How to Build Power through Club Training

What is Club Training?

Club Training has been used for thousands of years by warriors to develop power for the battlefield. Could this simple tool do the same to help you enhance your body?

What is Club Training?

Let’s begin with the basic of basics. Club Training has been around for thousands of years simply because it works. Most of us are familiar with the lighter weight Indian Clubs that are swung in complex patterns which develop coordination, mobility, and speed not unlike an Olympic Fencer.

Then there are the bigger clubs; the large wooden ones or the more popular metal clubs of 15 to 45 pounds, originally designed to train warriors to deliver punishing power with heavy hand armaments. Heavy Club Training will be the subject of this article.

What is Power Development?

Club Training for Power Development

To me, power is the strength that you have to perform a specified exercise in a specific amount of time. So, if you are doing an AMRAP of Thrusters for a 30 second time periods, you’d be able to determine if your power output has increased if you see an increase in the number of reps performed or if you used a heavier weight for the same number of reps.

For example, if you did max effort Thrusters with 95 pounds and got 12 in 30 seconds, that’s 1,140 pounds moved. If you practiced Thrusters for a few weeks and your retest your AMRAP and you get 14 in 30 seconds -congratulations! You’ve increased your power because you just moved 1,330 pounds, OR if you kept the same 12 reps BUT instead of 95 pounds you used 115 pounds, you have increased your power.

Now that you have the idea of power we’ll apply it to Club Training.

Power Club Training Workout Plan

Club Training Workout Plan

WARNING! – There is no doubt about the fact that if you follow this power program you will be buying more clubs, if you don’t have access to a complete set or an adjustable one already. 
 The exercises listed below can be found on YouTube demonstrated by many different instructors plus searching for them will entice you to watch more clubwork exercises. Watch. Learn. Grow.

I usually increase only 5 pounds between the Pre-Fatigue Sets and the Work Sets. 5 pounds is a big jump in clubwork. Better to chip away smoothly than to get injured rushing progress.

The workout plan will be a 4 day split into 2 upper body days and 2 lower body days. For the upper body days the exercises will be 1-Hand Inside Mills, 1-Hand Front Swipes, and 2-Handed Gamma Casts. A set is reps done on each arm (i.e. 1 set of 10 means 10 reps right arm and 10 reps left arm). The sample below is from my current program:

Pre-Fatigue Sets: 1 minute rest between sets.

Exercise Weight Reps Sets
1-Hand Inside Mills 30 10 4
Front Swipes 30 10 4
Gamma Casts 30 10 4

Work Sets: 1 minute rest between sets.

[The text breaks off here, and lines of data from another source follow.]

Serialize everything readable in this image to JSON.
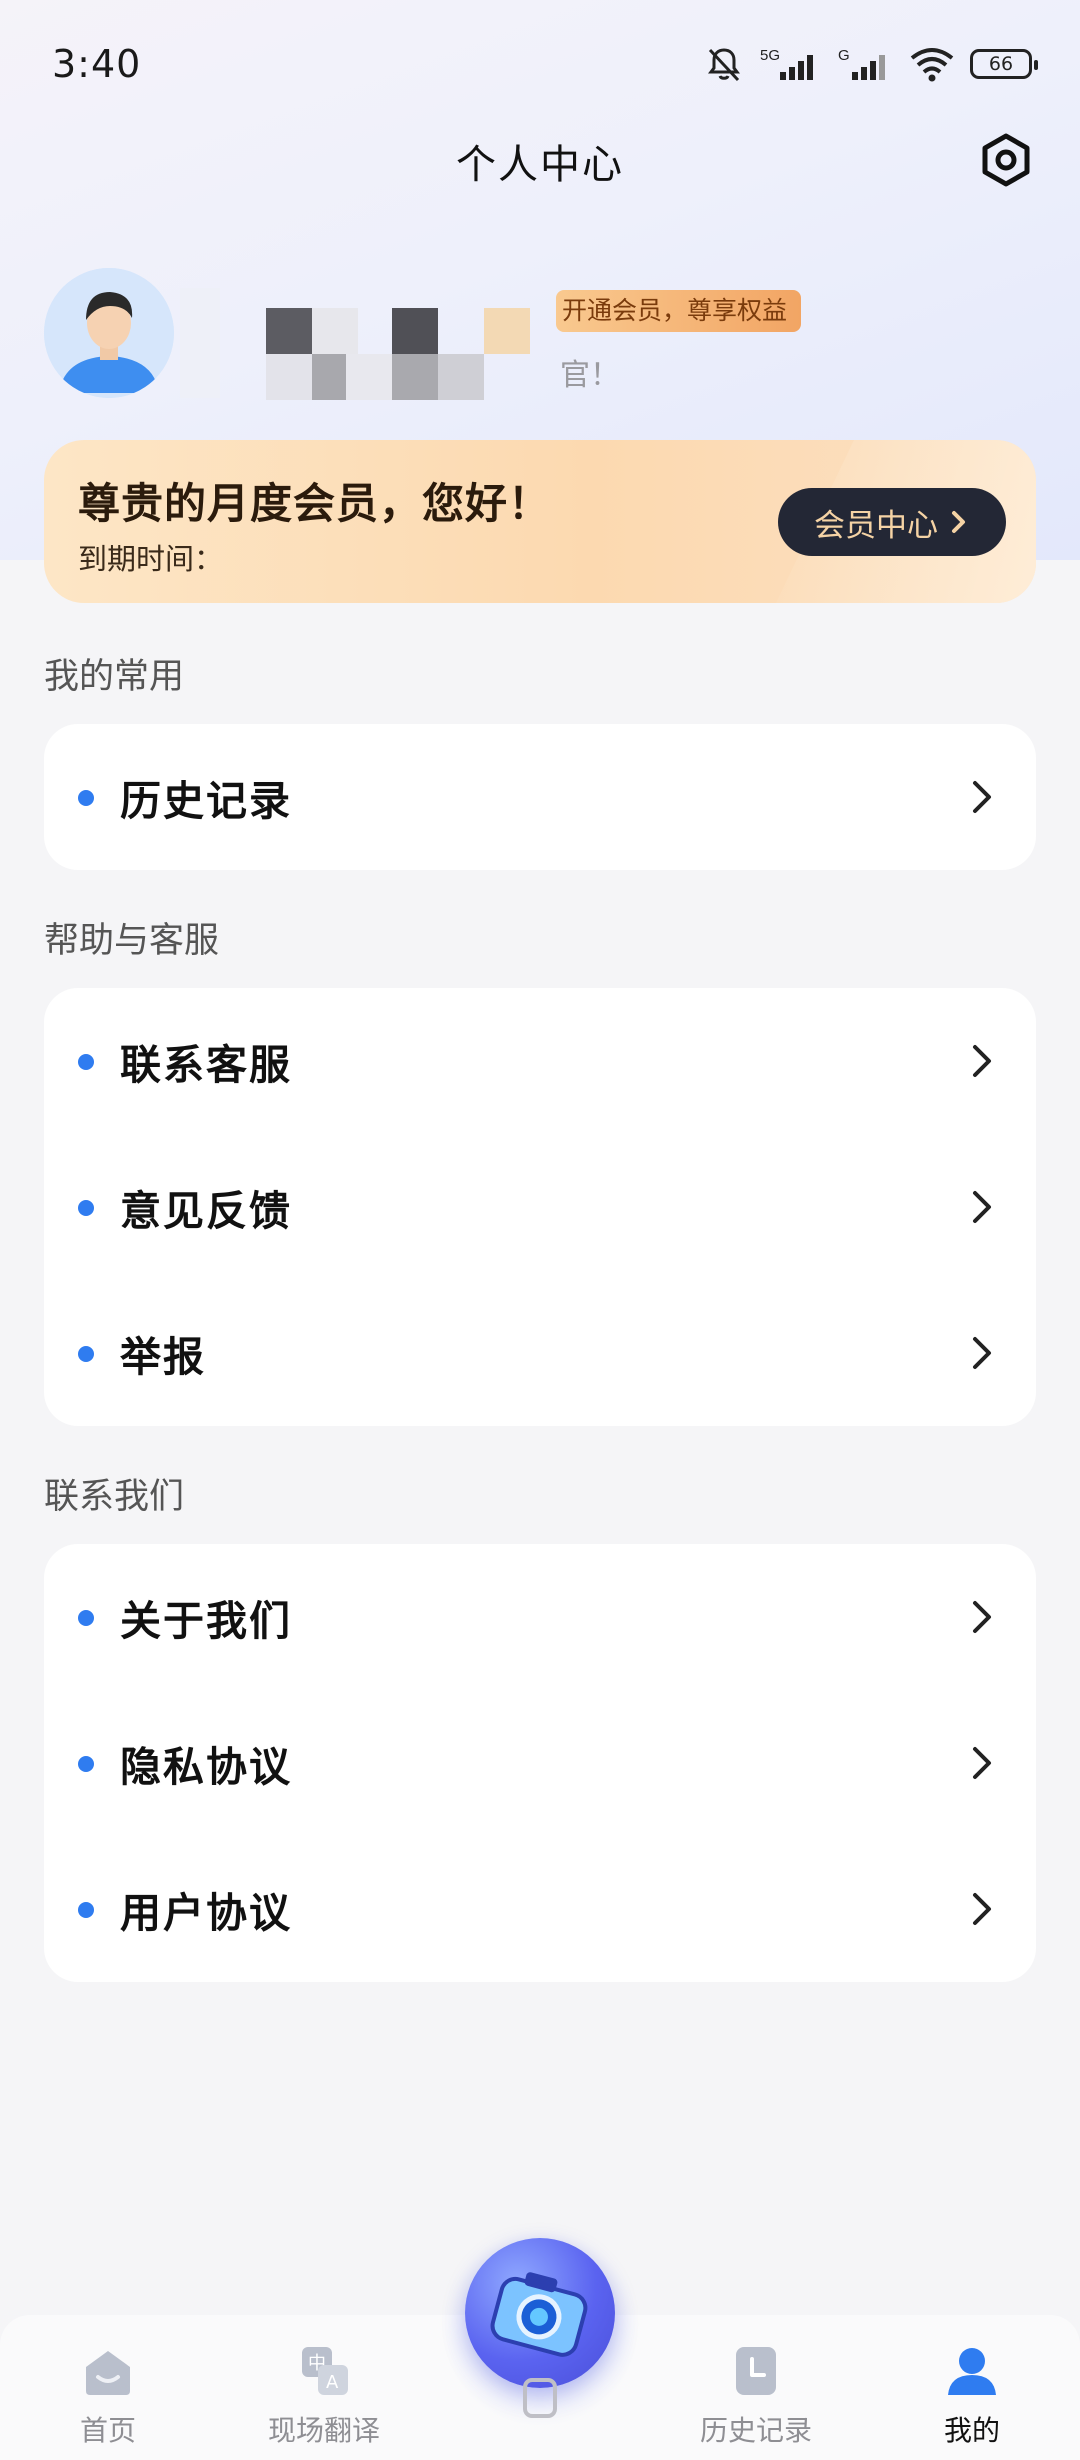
{
  "status_bar": {
    "time": "3:40",
    "network_1": "5G",
    "network_2": "G",
    "battery": "66"
  },
  "header": {
    "title": "个人中心",
    "settings_icon": "settings-hexagon-icon"
  },
  "profile": {
    "vip_tag": "开通会员，尊享权益",
    "hint": "官！"
  },
  "member_banner": {
    "greeting": "尊贵的月度会员，您好！",
    "expire_label": "到期时间：",
    "center_button": "会员中心"
  },
  "sections": [
    {
      "title": "我的常用",
      "items": [
        {
          "label": "历史记录"
        }
      ]
    },
    {
      "title": "帮助与客服",
      "items": [
        {
          "label": "联系客服"
        },
        {
          "label": "意见反馈"
        },
        {
          "label": "举报"
        }
      ]
    },
    {
      "title": "联系我们",
      "items": [
        {
          "label": "关于我们"
        },
        {
          "label": "隐私协议"
        },
        {
          "label": "用户协议"
        }
      ]
    }
  ],
  "bottom_nav": {
    "items": [
      {
        "label": "首页",
        "icon": "home-icon"
      },
      {
        "label": "现场翻译",
        "icon": "translate-icon"
      },
      {
        "label": "历史记录",
        "icon": "history-icon"
      },
      {
        "label": "我的",
        "icon": "profile-icon",
        "active": true
      }
    ],
    "center_icon": "camera-icon"
  },
  "colors": {
    "accent_dot": "#2f7cf0",
    "nav_active": "#2f7cf0",
    "member_button_bg": "#232735",
    "member_button_text": "#f5d3a5"
  }
}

Exercise Weight Reps Sets
1-Hand Inside Mills 35 30sec AMRAP 4
Front Swipes 35 30sec AMRAP 4
Gamma Casts 35 30sec AMRAP 4

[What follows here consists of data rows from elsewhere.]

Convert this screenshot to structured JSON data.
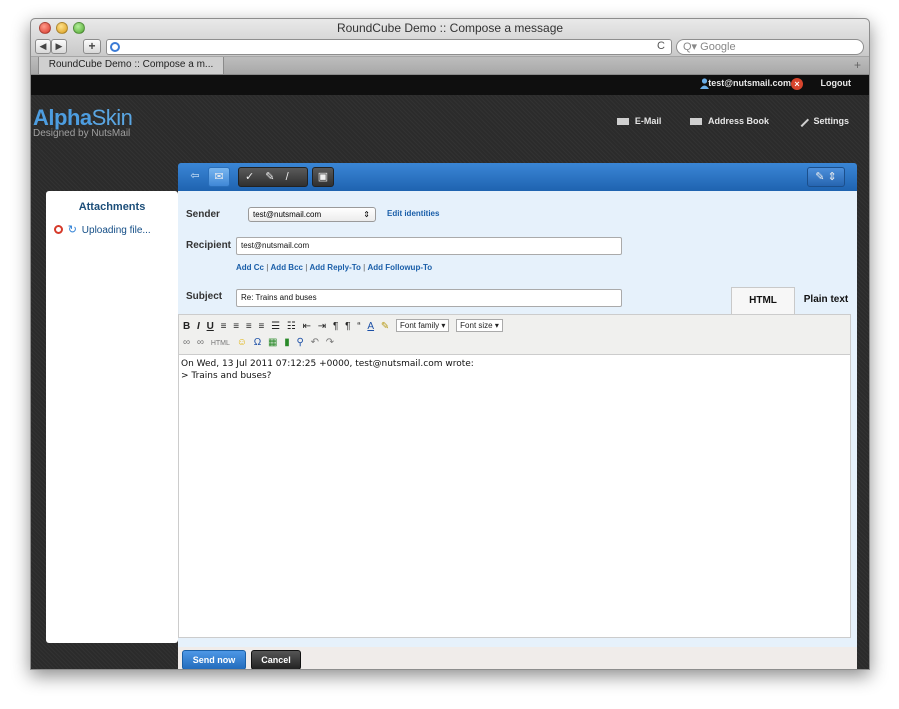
{
  "browser": {
    "window_title": "RoundCube Demo :: Compose a message",
    "tab_title": "RoundCube Demo :: Compose a m...",
    "search_placeholder": "Google",
    "search_prefix": "Q▾"
  },
  "app_header": {
    "user_email": "test@nutsmail.com",
    "logout_label": "Logout",
    "logo_bold": "Alpha",
    "logo_light": "Skin",
    "logo_tagline": "Designed by NutsMail",
    "nav": {
      "email": "E-Mail",
      "address_book": "Address Book",
      "settings": "Settings"
    }
  },
  "attachments": {
    "title": "Attachments",
    "uploading": "Uploading file..."
  },
  "compose": {
    "sender_label": "Sender",
    "sender_value": "test@nutsmail.com",
    "edit_identities": "Edit identities",
    "recipient_label": "Recipient",
    "recipient_value": "test@nutsmail.com",
    "add_cc": "Add Cc",
    "add_bcc": "Add Bcc",
    "add_reply_to": "Add Reply-To",
    "add_followup_to": "Add Followup-To",
    "subject_label": "Subject",
    "subject_value": "Re: Trains and buses",
    "format_tabs": {
      "html": "HTML",
      "plain": "Plain text"
    },
    "font_family": "Font family",
    "font_size": "Font size",
    "body_line1": "On Wed, 13 Jul 2011 07:12:25 +0000, test@nutsmail.com wrote:",
    "body_line2": "> Trains and buses?"
  },
  "buttons": {
    "send": "Send now",
    "cancel": "Cancel"
  },
  "colors": {
    "accent": "#2c74c6",
    "link": "#1b5fa9",
    "panel_bg": "#e6f1fb"
  }
}
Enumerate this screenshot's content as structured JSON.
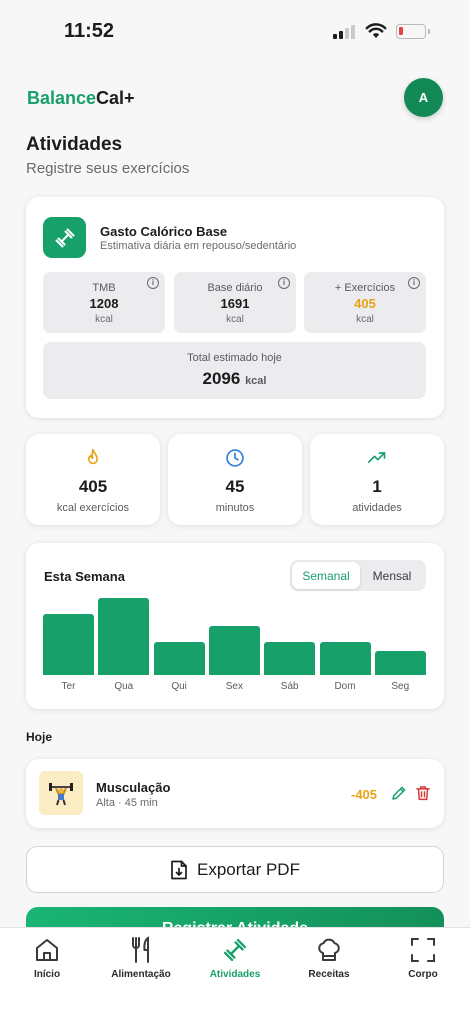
{
  "status_bar": {
    "time": "11:52"
  },
  "header": {
    "brand_part1": "Balance",
    "brand_part2": "Cal+",
    "avatar_initial": "A"
  },
  "page": {
    "title": "Atividades",
    "subtitle": "Registre seus exercícios"
  },
  "base_card": {
    "title": "Gasto Calórico Base",
    "subtitle": "Estimativa diária em repouso/sedentário",
    "tmb": {
      "label": "TMB",
      "value": "1208",
      "unit": "kcal"
    },
    "base_daily": {
      "label": "Base diário",
      "value": "1691",
      "unit": "kcal"
    },
    "exercises": {
      "label": "+ Exercícios",
      "value": "405",
      "unit": "kcal",
      "color": "#e8a318"
    },
    "total": {
      "label": "Total estimado hoje",
      "value": "2096",
      "unit": "kcal"
    }
  },
  "stats": [
    {
      "icon": "flame-icon",
      "value": "405",
      "label": "kcal exercícios",
      "color": "#e8a318"
    },
    {
      "icon": "clock-icon",
      "value": "45",
      "label": "minutos",
      "color": "#2f7fe0"
    },
    {
      "icon": "trending-up-icon",
      "value": "1",
      "label": "atividades",
      "color": "#17a06a"
    }
  ],
  "week": {
    "title": "Esta Semana",
    "toggle": {
      "active": "Semanal",
      "inactive": "Mensal"
    },
    "chart_data": {
      "type": "bar",
      "categories": [
        "Ter",
        "Qua",
        "Qui",
        "Sex",
        "Sáb",
        "Dom",
        "Seg"
      ],
      "values": [
        0.79,
        1.0,
        0.43,
        0.64,
        0.43,
        0.43,
        0.31
      ]
    }
  },
  "today": {
    "heading": "Hoje",
    "activity": {
      "name": "Musculação",
      "meta": "Alta · 45 min",
      "kcal": "-405"
    }
  },
  "export_button": "Exportar PDF",
  "register_button": "Registrar Atividade",
  "nav": [
    {
      "label": "Início",
      "icon": "home-icon"
    },
    {
      "label": "Alimentação",
      "icon": "utensils-icon"
    },
    {
      "label": "Atividades",
      "icon": "dumbbell-icon",
      "active": true
    },
    {
      "label": "Receitas",
      "icon": "chef-hat-icon"
    },
    {
      "label": "Corpo",
      "icon": "scan-body-icon"
    }
  ],
  "colors": {
    "accent": "#17a06a",
    "orange": "#e8a318"
  }
}
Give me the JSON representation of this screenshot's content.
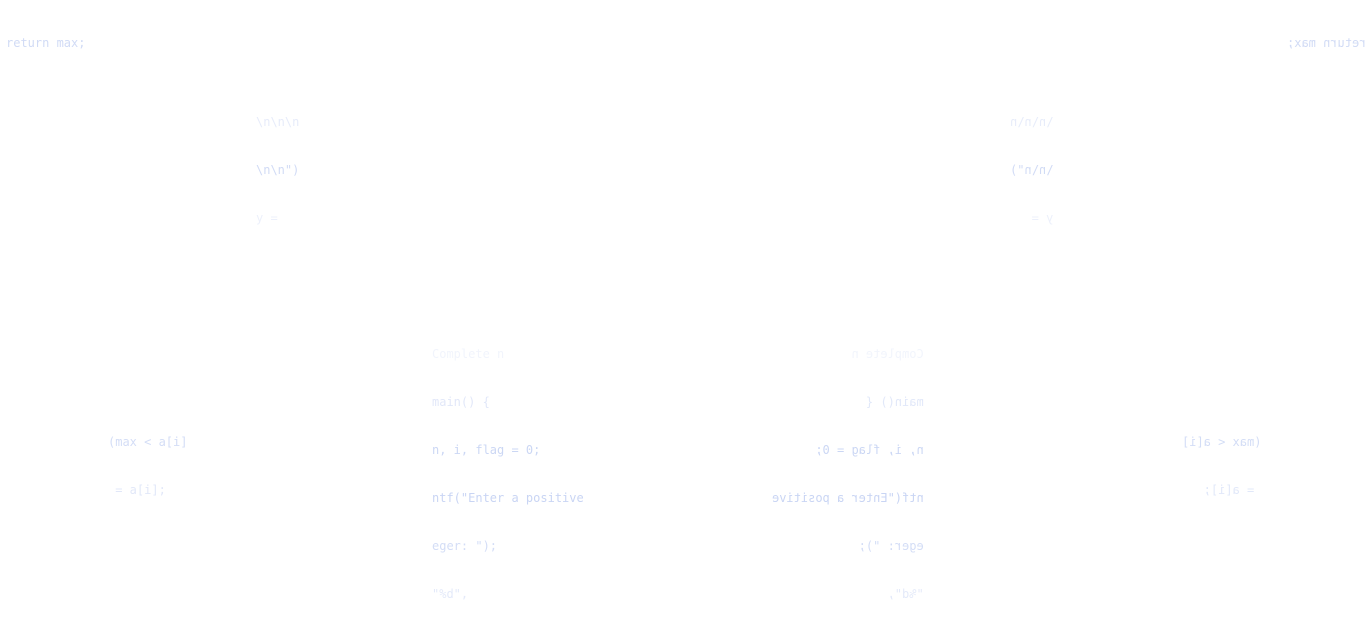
{
  "fragments": {
    "top_left": [
      "return max;"
    ],
    "top_right": [
      "return max;"
    ],
    "upper_left": [
      "\\n\\n\\n",
      "\\n\\n\")",
      "y = "
    ],
    "upper_right": [
      "\\n\\n\\n",
      "\\n\\n\")",
      "y = "
    ],
    "lower_left": [
      "Complete n",
      "main() {",
      "n, i, flag = 0;",
      "ntf(\"Enter a positive",
      "eger: \");",
      "\"%d\","
    ],
    "lower_right": [
      "Complete n",
      "main() {",
      "n, i, flag = 0;",
      "ntf(\"Enter a positive",
      "eger: \");",
      "\"%d\","
    ],
    "bottom_left": [
      "(max < a[i]",
      " = a[i];"
    ],
    "bottom_right": [
      "(max < a[i]",
      " = a[i];"
    ]
  }
}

This is now your Base Power Program. Good form is important to reduce the chance of injury. I practice quite often on my ‘off’ days doing up to 150 reps with a lighter weight to get the feel of an exercise. This ensures proper form when the heavier weights are used.

Once you are able to perform the above workout getting 7-8 reps for ALL 4 Work Sets, take away one Pre-Fatigue Set and add one more Work Set for the next workout. Do this until you can get a full 8 AMRAP reps for all 5 Work Sets in 30 seconds. Now reduce to 2 Pre-Fatigue Sets and go to 6 Work Sets until 8 reps is reached again, then pat yourself on the back and begin over with the Base Program. This round the Pre-Fatigue Sets will be the weight you used in the previous Work Sets but for 4 sets of 10 and the Work Sets will add 5 pounds. Look how far you’ve come!

© Mark de Grasse. All rights reserved. Powered by MegaMad.